Fifth and finally, the nuclear-armed states and their allies have to be persuaded to rethink their resistance to the humanitarian consequences movement, now generating significant worldwide momentum, because it is so obviously ethically compelling. The initiative that has been taken by the Swiss, Norwegian, Mexican, Austrian, New Zealand and other governments, and a legion of NGOs, to bring back to centre stage our understanding of what these weapons actually do to real human beings, is profoundly worthwhile. If one of the results of this process is to create some momentum towards an ultimate legally binding treaty banning nuclear weapons – although any credible such treaty is, realistically, decades away – that's a consummation devoutly to be wished.

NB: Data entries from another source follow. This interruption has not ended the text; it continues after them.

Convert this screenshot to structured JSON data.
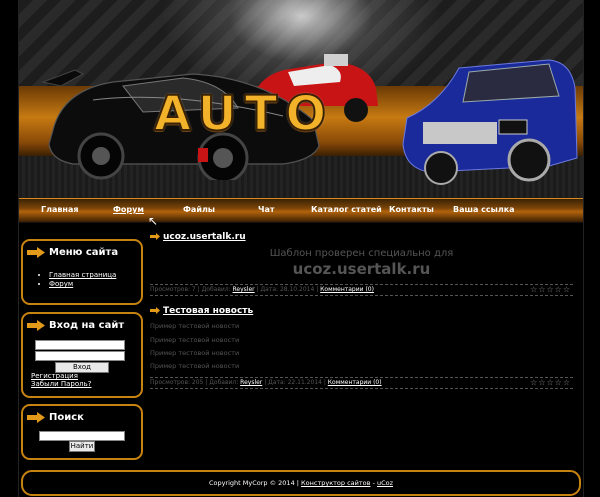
{
  "header": {
    "logo_text": "AUTO"
  },
  "nav": {
    "items": [
      {
        "label": "Главная"
      },
      {
        "label": "Форум"
      },
      {
        "label": "Файлы"
      },
      {
        "label": "Чат"
      },
      {
        "label": "Каталог статей"
      },
      {
        "label": "Контакты"
      },
      {
        "label": "Ваша ссылка"
      }
    ]
  },
  "sidebar": {
    "menu": {
      "title": "Меню сайта",
      "items": [
        {
          "label": "Главная страница"
        },
        {
          "label": "Форум"
        }
      ]
    },
    "login": {
      "title": "Вход на сайт",
      "button": "Вход",
      "register": "Регистрация",
      "forgot": "Забыли Пароль?"
    },
    "search": {
      "title": "Поиск",
      "button": "Найти"
    }
  },
  "content": {
    "post1": {
      "title": "ucoz.usertalk.ru",
      "line1": "Шаблон проверен специально для",
      "line2": "ucoz.usertalk.ru",
      "meta_prefix": "Просмотров: 7 | Добавил:",
      "author": "Reysler",
      "meta_date": "| Дата: 28.10.2014 |",
      "comments": "Комментарии (0)",
      "stars": "☆☆☆☆☆"
    },
    "post2": {
      "title": "Тестовая новость",
      "lines": [
        "Пример тестовой новости",
        "Пример тестовой новости",
        "Пример тестовой новости",
        "Пример тестовой новости"
      ],
      "meta_prefix": "Просмотров: 205 | Добавил:",
      "author": "Reysler",
      "meta_date": "| Дата: 22.11.2014 |",
      "comments": "Комментарии (0)",
      "stars": "☆☆☆☆☆"
    }
  },
  "footer": {
    "copyright": "Copyright MyCorp © 2014 |",
    "constructor": "Конструктор сайтов",
    "sep": "-",
    "ucoz": "uCoz"
  },
  "colors": {
    "accent": "#c7830f",
    "nav": "#b2630c",
    "muted": "#555555"
  }
}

It's time for all the nuclear armed states, and all those states, including Australia, who think of themselves as sheltering under the nuclear protection of other states, to get serious once and for all about disarmament in all the ways here described. For these states to continue to insist, as they do, that everyone else do as they say and not as they do, does not begin to be a recipe for reducing the terrible nuclear weapons risks the world continues to face. And it certainly doesn't help the non-proliferation agenda. All the world hates a hypocrite, and it's time, once and for all, for the hypocrisy to stop.